### Dataset records

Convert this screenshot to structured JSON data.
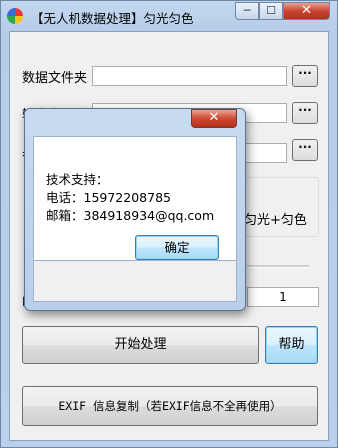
{
  "window": {
    "title": "【无人机数据处理】匀光匀色",
    "minimize_glyph": "─",
    "maximize_glyph": "☐",
    "close_glyph": "✕"
  },
  "form": {
    "data_folder_label": "数据文件夹",
    "data_folder_value": "",
    "output_folder_label": "输出文件夹",
    "output_folder_value": "",
    "third_label": "参",
    "third_value": "",
    "browse_label": "···",
    "mode_option": "匀光+匀色",
    "number_value": "1",
    "left_cut_label": "阈"
  },
  "buttons": {
    "start": "开始处理",
    "help": "帮助",
    "exif": "EXIF 信息复制（若EXIF信息不全再使用）"
  },
  "dialog": {
    "close_glyph": "✕",
    "support_label": "技术支持：",
    "phone_line": "电话：15972208785",
    "email_line": "邮箱：384918934@qq.com",
    "ok_label": "确定"
  },
  "icons": {
    "app": "color-wheel-icon"
  }
}
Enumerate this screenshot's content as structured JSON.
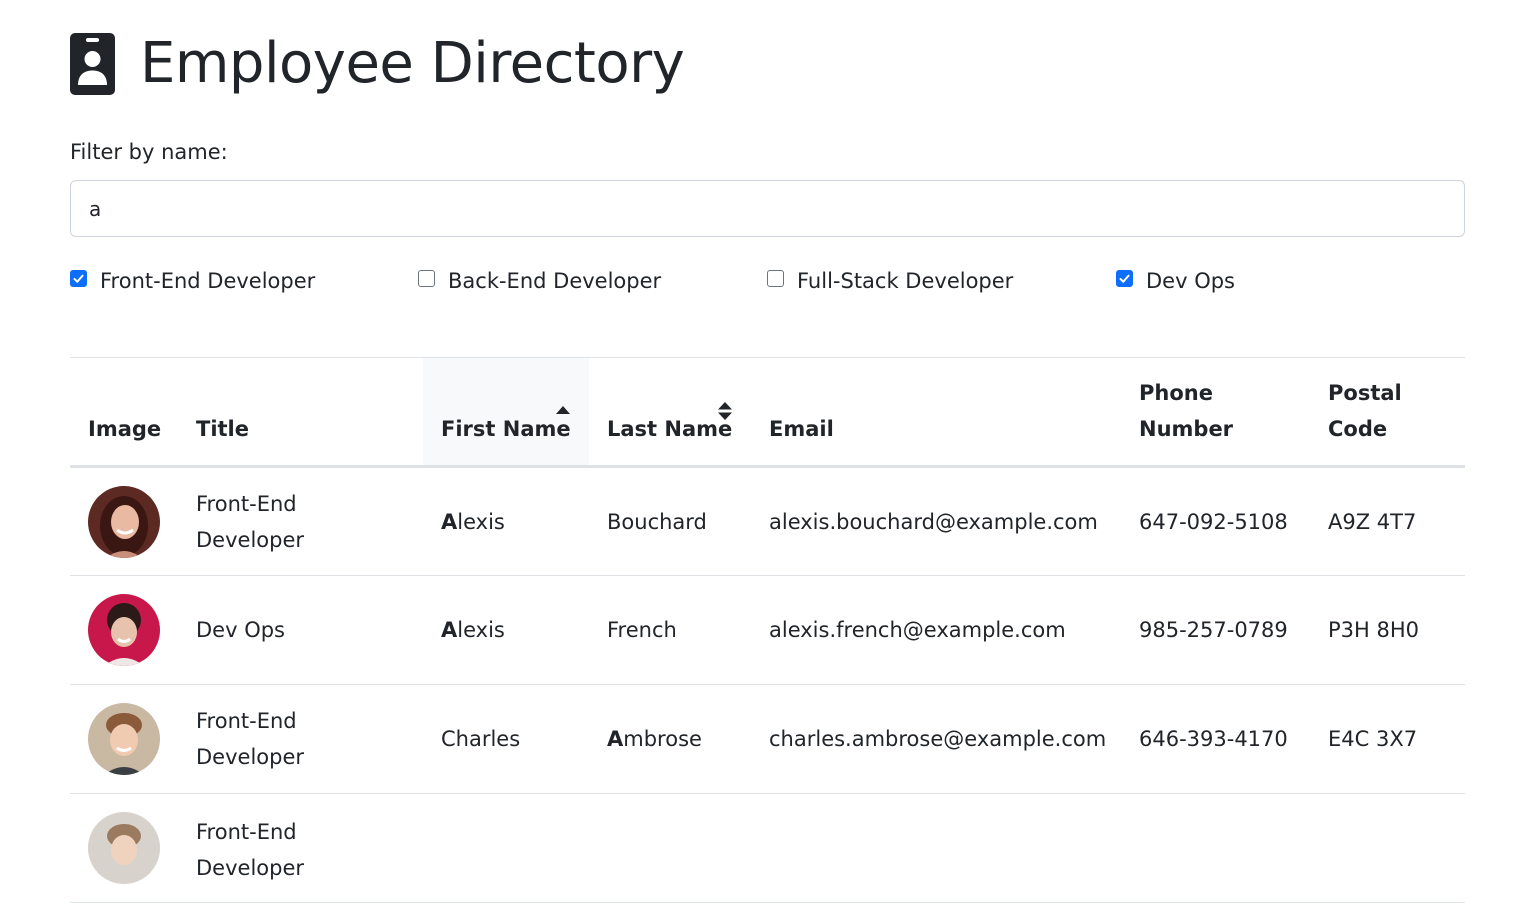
{
  "header": {
    "title": "Employee Directory",
    "icon": "id-badge-icon"
  },
  "filter": {
    "label": "Filter by name:",
    "value": "a"
  },
  "roles": [
    {
      "label": "Front-End Developer",
      "checked": true
    },
    {
      "label": "Back-End Developer",
      "checked": false
    },
    {
      "label": "Full-Stack Developer",
      "checked": false
    },
    {
      "label": "Dev Ops",
      "checked": true
    }
  ],
  "table": {
    "columns": {
      "image": "Image",
      "title": "Title",
      "first_name": "First Name",
      "last_name": "Last Name",
      "email": "Email",
      "phone": "Phone Number",
      "postal": "Postal Code"
    },
    "sort": {
      "column": "first_name",
      "direction": "ascending"
    },
    "rows": [
      {
        "title": "Front-End Developer",
        "first_hl": "A",
        "first_rest": "lexis",
        "last_hl": "",
        "last_rest": "Bouchard",
        "email": "alexis.bouchard@example.com",
        "phone": "647-092-5108",
        "postal": "A9Z 4T7"
      },
      {
        "title": "Dev Ops",
        "first_hl": "A",
        "first_rest": "lexis",
        "last_hl": "",
        "last_rest": "French",
        "email": "alexis.french@example.com",
        "phone": "985-257-0789",
        "postal": "P3H 8H0"
      },
      {
        "title": "Front-End Developer",
        "first_hl": "",
        "first_rest": "Charles",
        "last_hl": "A",
        "last_rest": "mbrose",
        "email": "charles.ambrose@example.com",
        "phone": "646-393-4170",
        "postal": "E4C 3X7"
      },
      {
        "title": "Front-End Developer",
        "first_hl": "",
        "first_rest": "",
        "last_hl": "",
        "last_rest": "",
        "email": "",
        "phone": "",
        "postal": ""
      }
    ]
  },
  "colors": {
    "text": "#212529",
    "border": "#dee2e6",
    "checkbox_checked": "#0d6efd",
    "sorted_header_bg": "#f8f9fa"
  }
}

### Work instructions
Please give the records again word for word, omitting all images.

### Completed exercise
Convert this screenshot to structured JSON data.
{
  "window": {
    "title": "【无人机数据处理】匀光匀色",
    "minimize_glyph": "─",
    "maximize_glyph": "☐",
    "close_glyph": "✕"
  },
  "form": {
    "data_folder_label": "数据文件夹",
    "data_folder_value": "",
    "output_folder_label": "输出文件夹",
    "output_folder_value": "",
    "third_label": "参",
    "third_value": "",
    "browse_label": "···",
    "mode_option": "匀光+匀色",
    "number_value": "1",
    "left_cut_label": "阈"
  },
  "buttons": {
    "start": "开始处理",
    "help": "帮助",
    "exif": "EXIF 信息复制（若EXIF信息不全再使用）"
  },
  "dialog": {
    "close_glyph": "✕",
    "support_label": "技术支持：",
    "phone_line": "电话：15972208785",
    "email_line": "邮箱：384918934@qq.com",
    "ok_label": "确定"
  },
  "icons": {
    "app": "color-wheel-icon"
  }
}
Enumerate this screenshot's content as structured JSON.
{
  "header": {
    "title": "Employee Directory",
    "icon": "id-badge-icon"
  },
  "filter": {
    "label": "Filter by name:",
    "value": "a"
  },
  "roles": [
    {
      "label": "Front-End Developer",
      "checked": true
    },
    {
      "label": "Back-End Developer",
      "checked": false
    },
    {
      "label": "Full-Stack Developer",
      "checked": false
    },
    {
      "label": "Dev Ops",
      "checked": true
    }
  ],
  "table": {
    "columns": {
      "image": "Image",
      "title": "Title",
      "first_name": "First Name",
      "last_name": "Last Name",
      "email": "Email",
      "phone": "Phone Number",
      "postal": "Postal Code"
    },
    "sort": {
      "column": "first_name",
      "direction": "ascending"
    },
    "rows": [
      {
        "title": "Front-End Developer",
        "first_hl": "A",
        "first_rest": "lexis",
        "last_hl": "",
        "last_rest": "Bouchard",
        "email": "alexis.bouchard@example.com",
        "phone": "647-092-5108",
        "postal": "A9Z 4T7"
      },
      {
        "title": "Dev Ops",
        "first_hl": "A",
        "first_rest": "lexis",
        "last_hl": "",
        "last_rest": "French",
        "email": "alexis.french@example.com",
        "phone": "985-257-0789",
        "postal": "P3H 8H0"
      },
      {
        "title": "Front-End Developer",
        "first_hl": "",
        "first_rest": "Charles",
        "last_hl": "A",
        "last_rest": "mbrose",
        "email": "charles.ambrose@example.com",
        "phone": "646-393-4170",
        "postal": "E4C 3X7"
      },
      {
        "title": "Front-End Developer",
        "first_hl": "",
        "first_rest": "",
        "last_hl": "",
        "last_rest": "",
        "email": "",
        "phone": "",
        "postal": ""
      }
    ]
  },
  "colors": {
    "text": "#212529",
    "border": "#dee2e6",
    "checkbox_checked": "#0d6efd",
    "sorted_header_bg": "#f8f9fa"
  }
}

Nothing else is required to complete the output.